Mood Conductor is a system that allows audience members to interact with performers during musical improvisations. The term 'conductor' is thereby used metaphorically: rather than directing a musical performance by way of visible gestures, spectators in this instance act as conductors by communicating emotional intentions to the performers through our smartphone-friendly Mood Conductor app. Performers and audience members can visualise on a screen the audience's emotional directions which evolve over the course of the performance. The emotions selected by the audience are represented by coloured bubbles in a two-dimensional space. This space represents the core dimensions of emotions, the "arousal" or excitation (vertical), and the "valence" or pleasantness (horizontal). When similar emotions are chosen by various audience members, the size of the bubbles grow. The audience's votes are averaged in a democratic way leading to "elected" emotions performers aim to follow. The performers shape their musical techniques and vocabulary over the course of the performance to interpret the emotions to be conveyed musically.
Mood Conductor was invented and developed by Mathieu Barthet and George Fazekas (Centre for Digital Music, Queen Mary University of London).
Selection of photos from various Mood Conductor performances
+ International Conference on Affective Computing and Intelligent Interaction with the VoXP vocal quartet (Geneva, Switzerland, 2013) :

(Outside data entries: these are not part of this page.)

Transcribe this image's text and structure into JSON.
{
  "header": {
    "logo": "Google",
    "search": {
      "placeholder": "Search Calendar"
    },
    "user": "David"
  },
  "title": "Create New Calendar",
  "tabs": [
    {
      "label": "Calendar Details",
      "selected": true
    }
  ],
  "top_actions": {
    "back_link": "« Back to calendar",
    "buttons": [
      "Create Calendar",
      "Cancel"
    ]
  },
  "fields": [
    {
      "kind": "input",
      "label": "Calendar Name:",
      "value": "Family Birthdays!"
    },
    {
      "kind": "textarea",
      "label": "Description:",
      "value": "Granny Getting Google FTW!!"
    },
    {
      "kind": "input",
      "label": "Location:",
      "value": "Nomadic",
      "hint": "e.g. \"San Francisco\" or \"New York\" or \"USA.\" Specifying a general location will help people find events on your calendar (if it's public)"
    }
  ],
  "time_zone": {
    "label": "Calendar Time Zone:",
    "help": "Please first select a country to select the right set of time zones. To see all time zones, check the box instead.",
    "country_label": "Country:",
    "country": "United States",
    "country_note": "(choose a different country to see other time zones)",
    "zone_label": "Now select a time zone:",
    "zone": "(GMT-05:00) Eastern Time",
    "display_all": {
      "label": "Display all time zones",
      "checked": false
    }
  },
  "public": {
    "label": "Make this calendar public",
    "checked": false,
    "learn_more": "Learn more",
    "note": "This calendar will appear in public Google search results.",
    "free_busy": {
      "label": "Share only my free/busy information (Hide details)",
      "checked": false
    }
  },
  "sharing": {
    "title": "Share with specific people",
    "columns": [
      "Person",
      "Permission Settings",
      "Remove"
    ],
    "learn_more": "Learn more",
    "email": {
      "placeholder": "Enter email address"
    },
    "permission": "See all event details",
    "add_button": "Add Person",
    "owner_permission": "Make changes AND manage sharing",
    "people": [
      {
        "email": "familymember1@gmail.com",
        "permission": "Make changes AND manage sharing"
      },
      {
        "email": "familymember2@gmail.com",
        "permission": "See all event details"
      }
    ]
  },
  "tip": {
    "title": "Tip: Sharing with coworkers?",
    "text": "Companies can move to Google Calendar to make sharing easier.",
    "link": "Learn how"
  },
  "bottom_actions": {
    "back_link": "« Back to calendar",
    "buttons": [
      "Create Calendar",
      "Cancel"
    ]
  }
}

+ Hack The Barbican festival with a quintet (Barbican Arts Centre, London, 2013)
+ New Musical Interfaces festival with a jazz/rock trio (Queen Mary University of London, 2013)

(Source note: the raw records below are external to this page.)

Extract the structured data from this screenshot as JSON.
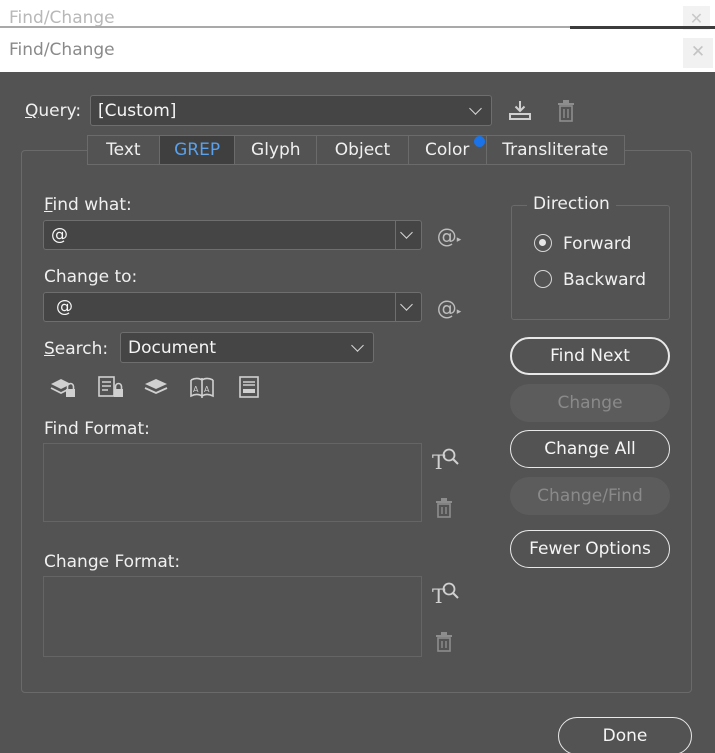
{
  "window": {
    "ghost_title": "Find/Change",
    "ghost_close": "✕",
    "title": "Find/Change",
    "close": "✕"
  },
  "query": {
    "label": "Query:",
    "value": "[Custom]"
  },
  "tabs": [
    {
      "label": "Text",
      "active": false
    },
    {
      "label": "GREP",
      "active": true
    },
    {
      "label": "Glyph",
      "active": false
    },
    {
      "label": "Object",
      "active": false
    },
    {
      "label": "Color",
      "active": false
    },
    {
      "label": "Transliterate",
      "active": false
    }
  ],
  "find_what": {
    "label": "Find what:",
    "value": "@"
  },
  "change_to": {
    "label": "Change to:",
    "value": "@"
  },
  "search": {
    "label": "Search:",
    "value": "Document"
  },
  "find_format": {
    "label": "Find Format:"
  },
  "change_format": {
    "label": "Change Format:"
  },
  "direction": {
    "legend": "Direction",
    "options": [
      {
        "label": "Forward",
        "selected": true
      },
      {
        "label": "Backward",
        "selected": false
      }
    ]
  },
  "buttons": {
    "find_next": "Find Next",
    "change": "Change",
    "change_all": "Change All",
    "change_find": "Change/Find",
    "fewer_options": "Fewer Options",
    "done": "Done"
  },
  "colors": {
    "background": "#535353",
    "active_tab_text": "#5aa0ea",
    "tab_notification_dot": "#1a73e8"
  },
  "icons": {
    "save_query": "save-query-icon",
    "delete_query": "trash-icon",
    "special_chars": "at-sign-icon",
    "include_locked_layers": "locked-layers-icon",
    "include_locked_stories": "locked-stories-icon",
    "include_hidden_layers": "hidden-layers-icon",
    "include_master_pages": "master-pages-icon",
    "include_footnotes": "footnotes-icon",
    "specify_format": "format-search-icon",
    "clear_format": "trash-icon"
  }
}
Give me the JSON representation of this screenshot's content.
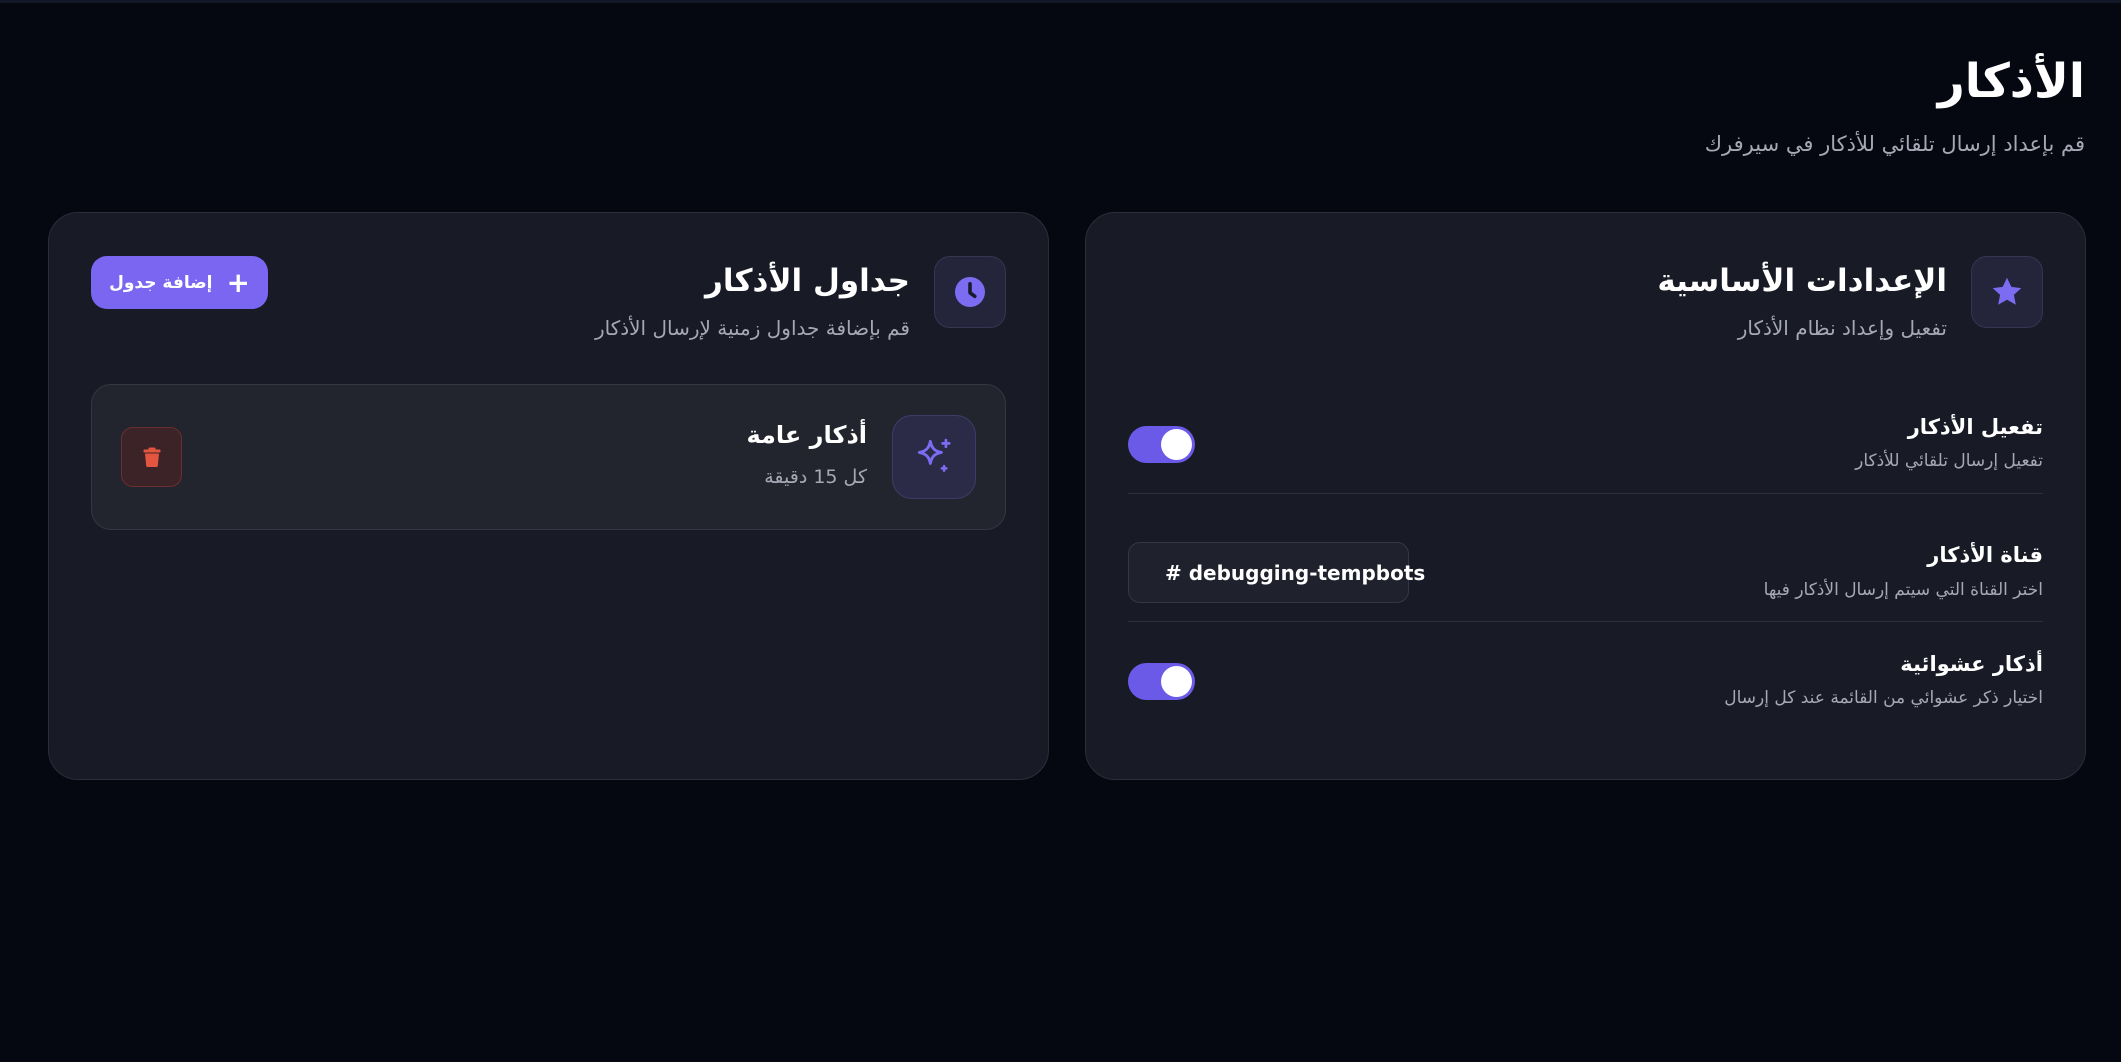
{
  "page": {
    "title": "الأذكار",
    "subtitle": "قم بإعداد إرسال تلقائي للأذكار في سيرفرك"
  },
  "basic_settings": {
    "icon": "star-icon",
    "title": "الإعدادات الأساسية",
    "description": "تفعيل وإعداد نظام الأذكار",
    "enable": {
      "label": "تفعيل الأذكار",
      "hint": "تفعيل إرسال تلقائي للأذكار",
      "checked": true
    },
    "channel": {
      "label": "قناة الأذكار",
      "hint": "اختر القناة التي سيتم إرسال الأذكار فيها",
      "selected_value": "# debugging-tempbots",
      "icon": "chevron-down-icon"
    },
    "random": {
      "label": "أذكار عشوائية",
      "hint": "اختيار ذكر عشوائي من القائمة عند كل إرسال",
      "checked": true
    }
  },
  "schedules": {
    "icon": "clock-icon",
    "title": "جداول الأذكار",
    "description": "قم بإضافة جداول زمنية لإرسال الأذكار",
    "add_button_label": "إضافة جدول",
    "items": [
      {
        "icon": "sparkle-icon",
        "name": "أذكار عامة",
        "interval": "كل 15 دقيقة",
        "delete_icon": "trash-icon"
      }
    ]
  },
  "colors": {
    "background": "#050810",
    "card": "#181b25",
    "accent": "#7a66f0",
    "danger": "#e4553f"
  }
}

+ Cathedral of Strasbourg with the VoXP vocal quartet (France, 2012)
If you are interested by the project and wish to collaborate please contact Mathieu Barthet (email@example.com) and/or George Fazekas (firstname.lastname@example.org).
We acknowledge the kind contribution of the vocal quartet VoXP and Matthias Georgi from SoundCloud Ltd. who implemented the first version of the mobile client interface. We also thank Ting Lou who worked on Mood Conductor during her Media and Arts Technology MSc placement.

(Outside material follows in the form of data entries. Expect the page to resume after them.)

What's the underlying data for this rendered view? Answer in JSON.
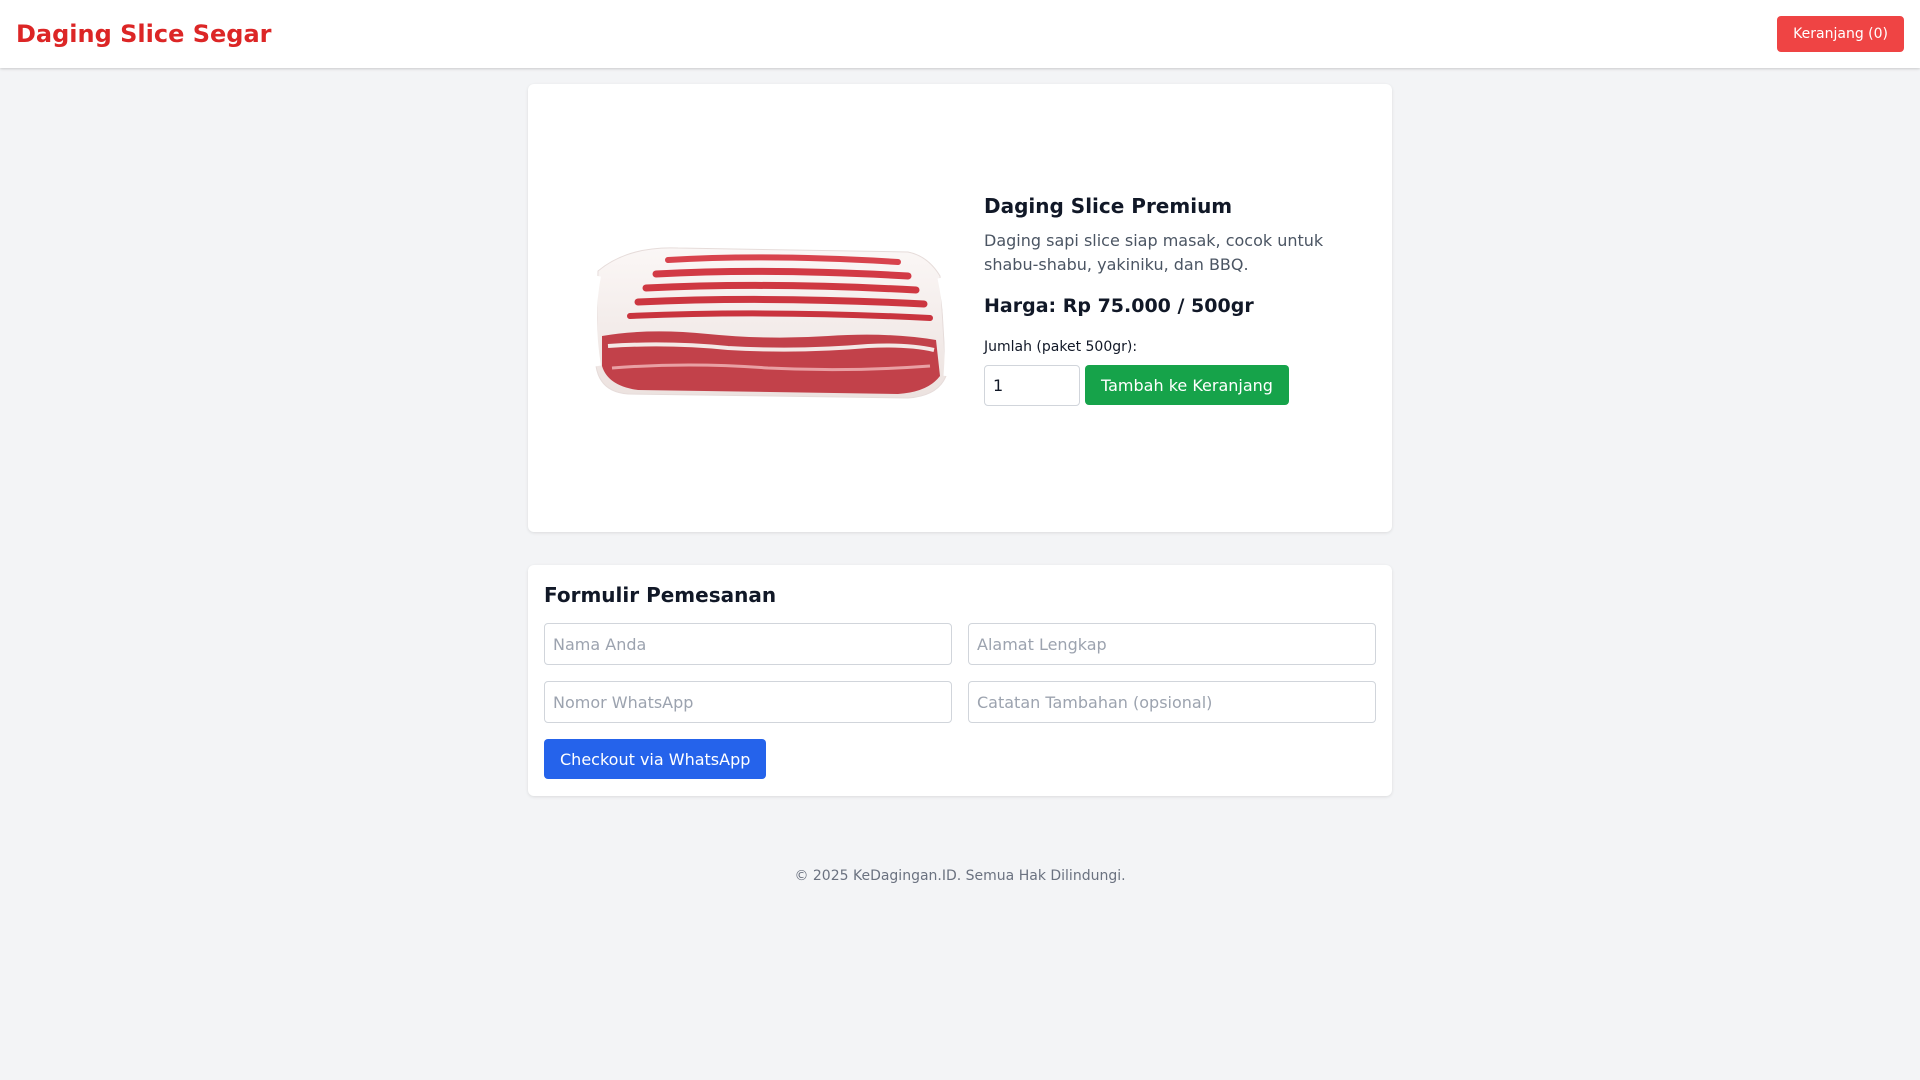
{
  "header": {
    "brand": "Daging Slice Segar",
    "cart_button": "Keranjang (0)"
  },
  "product": {
    "image_alt": "meat-slice-image",
    "name": "Daging Slice Premium",
    "description": "Daging sapi slice siap masak, cocok untuk shabu-shabu, yakiniku, dan BBQ.",
    "price": "Harga: Rp 75.000 / 500gr",
    "quantity_label": "Jumlah (paket 500gr):",
    "quantity_value": "1",
    "add_button": "Tambah ke Keranjang"
  },
  "order_form": {
    "title": "Formulir Pemesanan",
    "name_placeholder": "Nama Anda",
    "address_placeholder": "Alamat Lengkap",
    "whatsapp_placeholder": "Nomor WhatsApp",
    "notes_placeholder": "Catatan Tambahan (opsional)",
    "checkout_button": "Checkout via WhatsApp"
  },
  "footer": {
    "text": "© 2025 KeDagingan.ID. Semua Hak Dilindungi."
  },
  "colors": {
    "brand": "#dc2626",
    "cart_button": "#ef4444",
    "add_button": "#16a34a",
    "checkout_button": "#2563eb",
    "background": "#f3f4f6"
  }
}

This work was partly funded by the EPSRC Grant EP/K009559/1 and the TSB project 12033- 76187 Making Musical Mood Metadata (TS/J002283/1).